Find the lines of data that contain the string "icon", then list them.

Records provided START

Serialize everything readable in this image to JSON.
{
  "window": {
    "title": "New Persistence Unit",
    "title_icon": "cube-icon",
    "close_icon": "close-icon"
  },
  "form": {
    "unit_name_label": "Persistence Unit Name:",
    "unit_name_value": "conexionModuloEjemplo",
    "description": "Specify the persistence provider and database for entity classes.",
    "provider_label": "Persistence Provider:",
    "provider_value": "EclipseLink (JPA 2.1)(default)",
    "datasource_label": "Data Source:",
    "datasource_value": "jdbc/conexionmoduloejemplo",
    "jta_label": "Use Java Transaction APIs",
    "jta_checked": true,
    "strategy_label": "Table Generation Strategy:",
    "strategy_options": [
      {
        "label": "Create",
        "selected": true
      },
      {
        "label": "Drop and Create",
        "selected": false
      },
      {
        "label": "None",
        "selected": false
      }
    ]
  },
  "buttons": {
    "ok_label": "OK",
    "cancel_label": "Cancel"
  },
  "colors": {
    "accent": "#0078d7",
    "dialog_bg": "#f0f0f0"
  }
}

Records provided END

• Written answer:
    "title_icon": "cube-icon",
    "close_icon": "close-icon"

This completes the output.